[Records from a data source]
────────────────────

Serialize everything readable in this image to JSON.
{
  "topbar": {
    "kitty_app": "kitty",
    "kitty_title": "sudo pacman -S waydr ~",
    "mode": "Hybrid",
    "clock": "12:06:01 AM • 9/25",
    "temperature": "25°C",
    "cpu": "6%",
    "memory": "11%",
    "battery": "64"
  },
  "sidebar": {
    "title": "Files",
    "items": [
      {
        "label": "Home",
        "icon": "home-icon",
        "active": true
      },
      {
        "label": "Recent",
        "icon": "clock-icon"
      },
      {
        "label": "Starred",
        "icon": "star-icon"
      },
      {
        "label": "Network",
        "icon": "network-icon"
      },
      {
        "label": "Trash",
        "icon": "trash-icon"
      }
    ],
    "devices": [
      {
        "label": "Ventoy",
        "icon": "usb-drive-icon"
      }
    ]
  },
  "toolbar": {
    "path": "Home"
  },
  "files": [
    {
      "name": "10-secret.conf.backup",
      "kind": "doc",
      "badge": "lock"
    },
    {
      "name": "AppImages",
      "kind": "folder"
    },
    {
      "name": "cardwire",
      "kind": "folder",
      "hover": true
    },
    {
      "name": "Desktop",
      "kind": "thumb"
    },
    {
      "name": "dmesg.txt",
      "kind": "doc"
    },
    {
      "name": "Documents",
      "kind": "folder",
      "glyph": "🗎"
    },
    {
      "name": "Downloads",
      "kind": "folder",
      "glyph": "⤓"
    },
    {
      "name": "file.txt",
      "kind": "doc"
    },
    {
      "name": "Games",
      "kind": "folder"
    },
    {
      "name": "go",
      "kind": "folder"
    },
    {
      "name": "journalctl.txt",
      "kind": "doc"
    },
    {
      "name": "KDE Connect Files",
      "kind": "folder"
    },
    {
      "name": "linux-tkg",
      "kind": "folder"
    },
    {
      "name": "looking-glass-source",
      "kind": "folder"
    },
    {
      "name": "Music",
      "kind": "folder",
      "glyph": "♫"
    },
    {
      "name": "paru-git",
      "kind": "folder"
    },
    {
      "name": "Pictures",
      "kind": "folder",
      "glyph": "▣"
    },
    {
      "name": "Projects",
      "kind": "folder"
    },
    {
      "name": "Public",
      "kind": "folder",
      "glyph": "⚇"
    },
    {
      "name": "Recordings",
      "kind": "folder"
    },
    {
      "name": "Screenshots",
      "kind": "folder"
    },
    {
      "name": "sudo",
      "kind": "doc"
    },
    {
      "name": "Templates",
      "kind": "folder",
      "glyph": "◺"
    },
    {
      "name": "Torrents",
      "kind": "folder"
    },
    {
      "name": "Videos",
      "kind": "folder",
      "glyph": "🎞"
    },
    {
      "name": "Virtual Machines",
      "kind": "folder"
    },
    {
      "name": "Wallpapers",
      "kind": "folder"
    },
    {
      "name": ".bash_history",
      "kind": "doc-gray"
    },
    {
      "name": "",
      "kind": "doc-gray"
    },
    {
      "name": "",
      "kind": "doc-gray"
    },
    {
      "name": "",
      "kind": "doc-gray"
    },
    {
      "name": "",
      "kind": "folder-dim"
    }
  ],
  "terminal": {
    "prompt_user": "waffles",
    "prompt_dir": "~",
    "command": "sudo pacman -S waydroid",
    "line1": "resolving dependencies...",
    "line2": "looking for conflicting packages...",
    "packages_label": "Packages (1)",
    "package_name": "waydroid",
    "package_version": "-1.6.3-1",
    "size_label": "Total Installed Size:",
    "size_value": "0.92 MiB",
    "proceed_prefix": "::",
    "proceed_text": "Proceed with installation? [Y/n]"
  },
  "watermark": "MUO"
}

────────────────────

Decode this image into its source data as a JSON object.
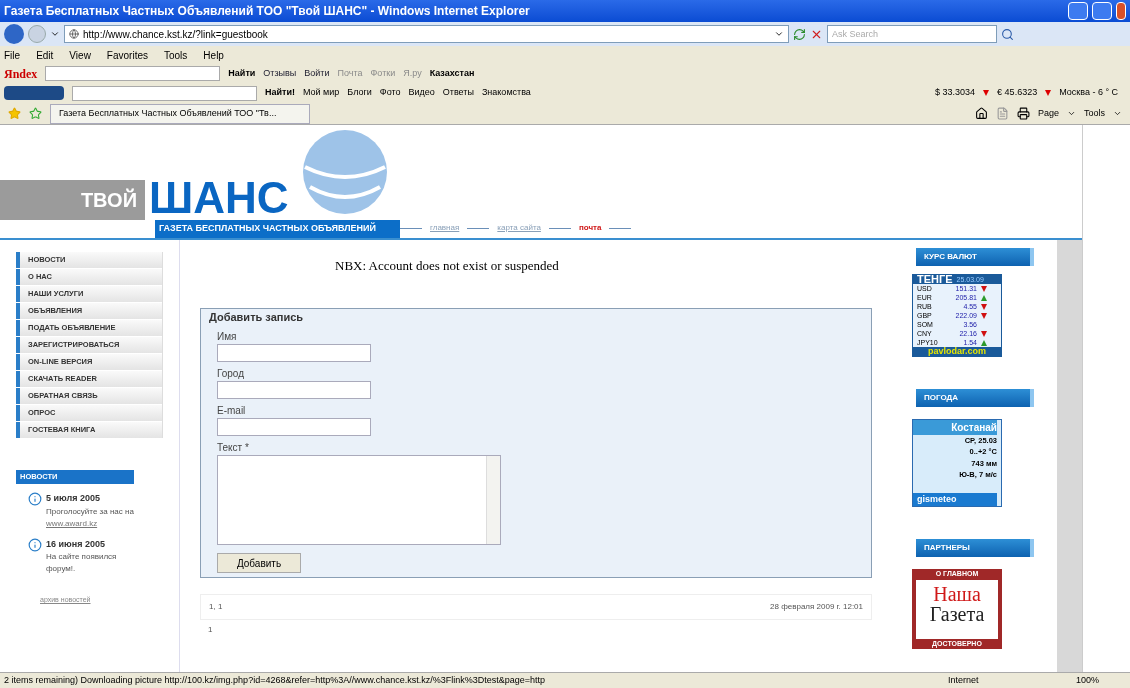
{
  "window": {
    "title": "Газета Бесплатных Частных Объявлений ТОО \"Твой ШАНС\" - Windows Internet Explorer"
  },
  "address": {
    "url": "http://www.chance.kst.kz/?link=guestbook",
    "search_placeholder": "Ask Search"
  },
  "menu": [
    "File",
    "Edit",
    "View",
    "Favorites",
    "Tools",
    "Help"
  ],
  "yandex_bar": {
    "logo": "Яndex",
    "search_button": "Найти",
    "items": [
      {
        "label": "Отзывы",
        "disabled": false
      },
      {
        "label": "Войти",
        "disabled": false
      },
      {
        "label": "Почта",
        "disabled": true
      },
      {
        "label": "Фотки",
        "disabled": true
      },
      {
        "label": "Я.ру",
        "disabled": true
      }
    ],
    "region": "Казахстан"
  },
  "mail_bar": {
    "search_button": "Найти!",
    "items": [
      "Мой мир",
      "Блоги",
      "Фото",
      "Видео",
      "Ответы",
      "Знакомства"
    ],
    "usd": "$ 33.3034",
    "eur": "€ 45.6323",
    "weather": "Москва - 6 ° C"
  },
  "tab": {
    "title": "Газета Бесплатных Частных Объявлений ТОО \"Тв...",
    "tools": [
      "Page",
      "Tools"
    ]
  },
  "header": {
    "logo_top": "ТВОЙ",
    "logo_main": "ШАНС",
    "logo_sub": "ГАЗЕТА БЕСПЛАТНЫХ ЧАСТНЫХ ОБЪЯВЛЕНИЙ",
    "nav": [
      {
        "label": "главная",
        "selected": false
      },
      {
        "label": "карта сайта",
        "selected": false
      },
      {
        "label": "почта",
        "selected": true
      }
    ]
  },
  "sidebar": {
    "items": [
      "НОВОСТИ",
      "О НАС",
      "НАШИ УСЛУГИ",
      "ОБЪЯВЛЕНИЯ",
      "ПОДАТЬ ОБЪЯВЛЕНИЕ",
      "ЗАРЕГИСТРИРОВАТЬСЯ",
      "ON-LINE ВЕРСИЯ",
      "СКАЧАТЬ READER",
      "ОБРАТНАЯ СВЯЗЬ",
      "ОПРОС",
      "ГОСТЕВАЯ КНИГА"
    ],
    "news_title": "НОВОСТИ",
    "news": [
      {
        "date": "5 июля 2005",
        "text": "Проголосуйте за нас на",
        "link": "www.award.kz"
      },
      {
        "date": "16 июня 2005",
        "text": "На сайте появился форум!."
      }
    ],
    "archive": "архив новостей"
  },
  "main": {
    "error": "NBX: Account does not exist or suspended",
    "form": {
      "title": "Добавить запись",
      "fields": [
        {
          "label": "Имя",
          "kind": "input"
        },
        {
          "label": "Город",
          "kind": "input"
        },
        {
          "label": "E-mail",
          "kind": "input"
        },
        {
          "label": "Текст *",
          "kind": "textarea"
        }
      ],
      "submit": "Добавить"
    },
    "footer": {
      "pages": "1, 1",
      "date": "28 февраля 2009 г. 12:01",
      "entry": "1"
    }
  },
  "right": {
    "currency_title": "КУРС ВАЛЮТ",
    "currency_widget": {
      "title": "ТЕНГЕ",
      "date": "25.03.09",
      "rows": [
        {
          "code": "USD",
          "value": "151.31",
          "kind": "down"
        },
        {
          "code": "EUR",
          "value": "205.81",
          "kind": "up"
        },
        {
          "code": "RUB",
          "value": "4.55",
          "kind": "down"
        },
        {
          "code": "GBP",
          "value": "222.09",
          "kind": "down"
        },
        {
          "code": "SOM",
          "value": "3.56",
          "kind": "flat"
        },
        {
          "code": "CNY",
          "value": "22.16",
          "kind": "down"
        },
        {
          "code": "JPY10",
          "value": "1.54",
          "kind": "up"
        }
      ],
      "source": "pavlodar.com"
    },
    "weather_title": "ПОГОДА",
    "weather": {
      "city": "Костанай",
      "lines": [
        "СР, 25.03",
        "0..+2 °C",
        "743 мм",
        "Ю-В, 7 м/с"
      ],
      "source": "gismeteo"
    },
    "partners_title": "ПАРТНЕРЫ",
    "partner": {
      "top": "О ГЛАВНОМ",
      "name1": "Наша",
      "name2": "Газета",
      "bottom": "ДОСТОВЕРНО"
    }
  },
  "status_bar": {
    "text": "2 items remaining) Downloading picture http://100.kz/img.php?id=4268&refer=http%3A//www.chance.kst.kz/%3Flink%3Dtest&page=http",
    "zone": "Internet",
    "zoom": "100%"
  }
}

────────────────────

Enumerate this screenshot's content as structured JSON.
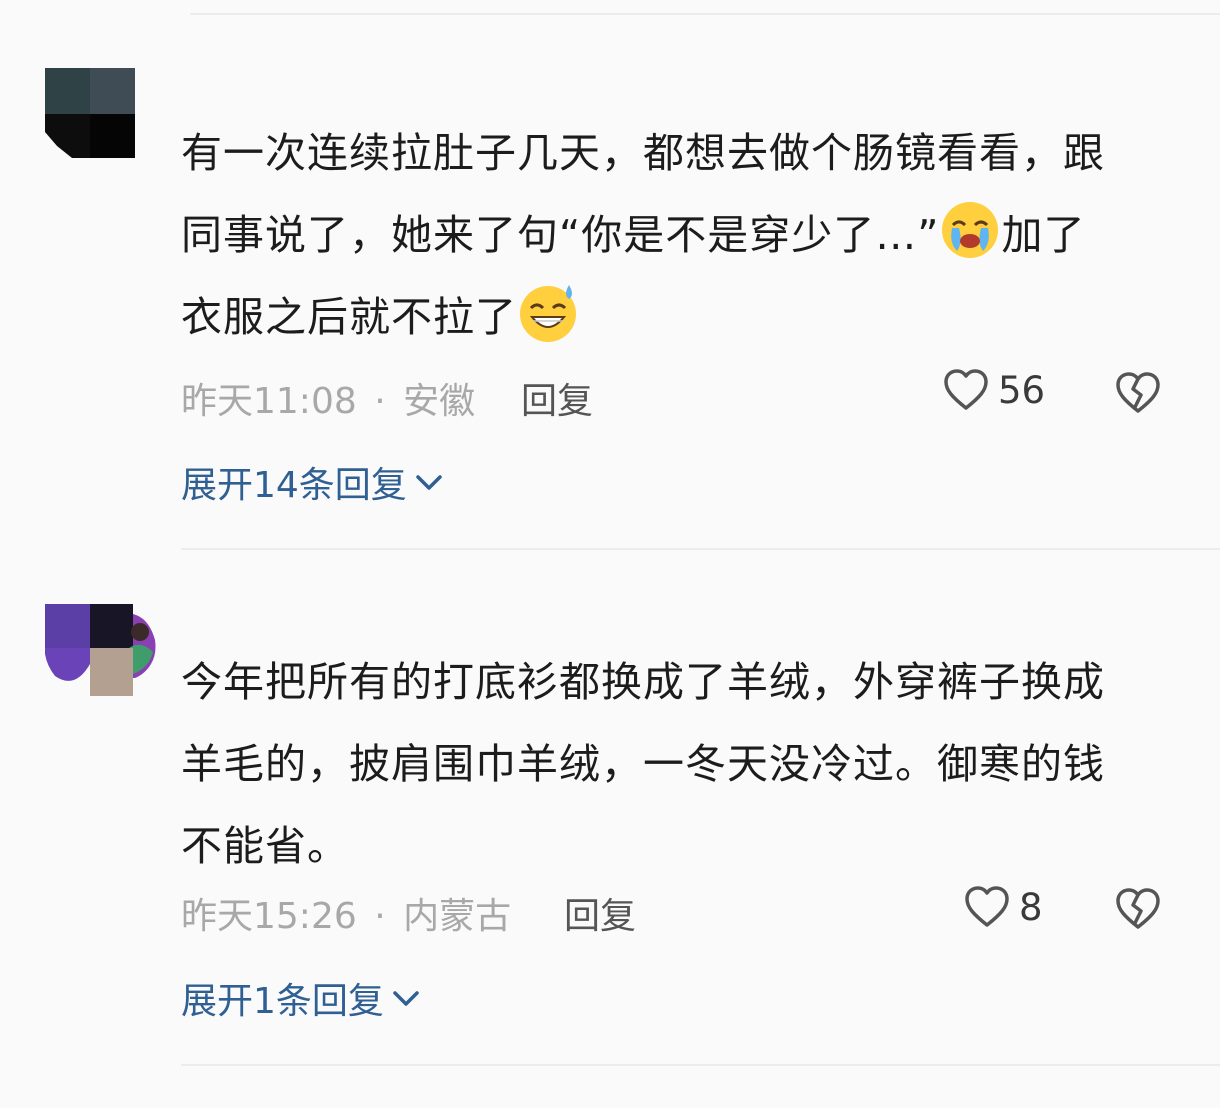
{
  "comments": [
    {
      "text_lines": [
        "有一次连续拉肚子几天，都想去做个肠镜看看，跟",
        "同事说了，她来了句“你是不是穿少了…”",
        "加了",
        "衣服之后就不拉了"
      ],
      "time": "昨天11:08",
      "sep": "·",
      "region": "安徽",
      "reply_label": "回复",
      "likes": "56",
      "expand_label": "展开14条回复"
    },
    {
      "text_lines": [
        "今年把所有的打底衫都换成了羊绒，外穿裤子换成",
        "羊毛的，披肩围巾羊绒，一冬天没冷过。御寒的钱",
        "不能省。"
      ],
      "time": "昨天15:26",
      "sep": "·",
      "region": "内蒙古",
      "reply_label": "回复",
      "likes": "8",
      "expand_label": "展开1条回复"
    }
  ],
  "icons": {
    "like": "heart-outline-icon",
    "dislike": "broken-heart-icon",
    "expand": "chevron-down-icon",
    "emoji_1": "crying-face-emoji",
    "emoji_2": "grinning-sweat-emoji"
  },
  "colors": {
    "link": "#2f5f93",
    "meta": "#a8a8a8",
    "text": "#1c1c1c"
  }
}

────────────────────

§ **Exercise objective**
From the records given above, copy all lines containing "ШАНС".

§ **The completed task**
    "title": "Газета Бесплатных Частных Объявлений ТОО \"Твой ШАНС\" - Windows Internet Explorer"
    "logo_main": "ШАНС",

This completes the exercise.